Document Type

Journal Article

Publication Date



Preventing chronic disease
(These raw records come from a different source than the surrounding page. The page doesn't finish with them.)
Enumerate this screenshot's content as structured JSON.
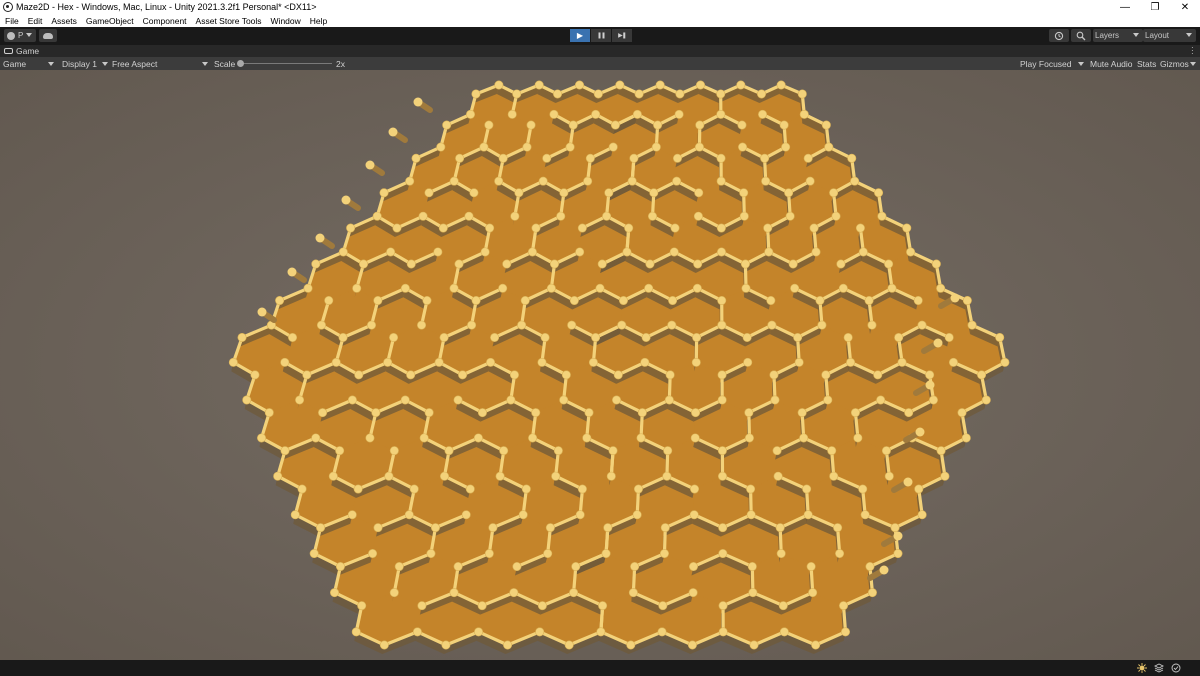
{
  "window": {
    "title": "Maze2D - Hex - Windows, Mac, Linux - Unity 2021.3.2f1 Personal* <DX11>",
    "minimize_glyph": "—",
    "maximize_glyph": "❐",
    "close_glyph": "✕"
  },
  "menu": [
    "File",
    "Edit",
    "Assets",
    "GameObject",
    "Component",
    "Asset Store Tools",
    "Window",
    "Help"
  ],
  "toolbar": {
    "account_label": "P",
    "play_glyph": "▶",
    "pause_glyph": "❚❚",
    "step_glyph": "▶❚",
    "play_active": true,
    "layers_label": "Layers",
    "layout_label": "Layout",
    "accent_color": "#3a72b0"
  },
  "tabs": {
    "game_tab_label": "Game"
  },
  "game_view": {
    "mode_label": "Game",
    "display_label": "Display 1",
    "aspect_label": "Free Aspect",
    "scale_label": "Scale",
    "scale_value": "2x",
    "play_focused_label": "Play Focused",
    "mute_audio_label": "Mute Audio",
    "stats_label": "Stats",
    "gizmos_label": "Gizmos"
  },
  "scene": {
    "description_colors": {
      "floor": "#c4842a",
      "wall": "#f3d27a",
      "wall_shadow": "#6f5a3a",
      "background": "#6b625a"
    }
  },
  "status_icons": [
    "light-icon",
    "layers-stack-icon",
    "cache-status-icon"
  ]
}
INTRODUCTION: Social risk factors such as food insecurity and lack of transportation can negatively affect health outcomes, yet implementation of screening and referral for social risk factors is limited in medical settings, particularly in cancer survivorship. METHODS: We conducted 18 qualitative, semistructured interviews among oncology teams in 3 health systems in Washington, DC, during February and March 2022. We applied the Exploration, Preparation, Implementation, Sustainment Framework to develop a deductive codebook, performed thematic analysis on the interview transcripts, and summarized our results descriptively. RESULTS: Health systems varied in clinical and support staff roles and capacity. None of the participating clinics had an electronic health record (EHR)-based process for identifying patients who completed their cancer treatment ("survivors") or a standardized cancer survivorship program. Their capacities also differed for documenting social risk factors and referrals in the EHR. Interviewees expressed awareness of the prevalence and effect of social risk factors on cancer survivors, but none employed a systematic process for identifying and addressing social risk factors. Recommendations for increasing screening for social risk factors included designating a person to fulfill this role, improving data tracking tools in the EHR, and creating systems to maintain up-to-date information and contacts for community-based organizations. CONCLUSION: The complexity of cancer care workflows and lack of reimbursement results in a limited ability for clinic staff members to screen and make referrals for social risk factors. Creating clinical workflows that are flexible and tailored to staffing realities may contribute to successful implementation of a screening and referral program. Improving ongoing communication with community-based organizations to address needs was deemed important by interviewees.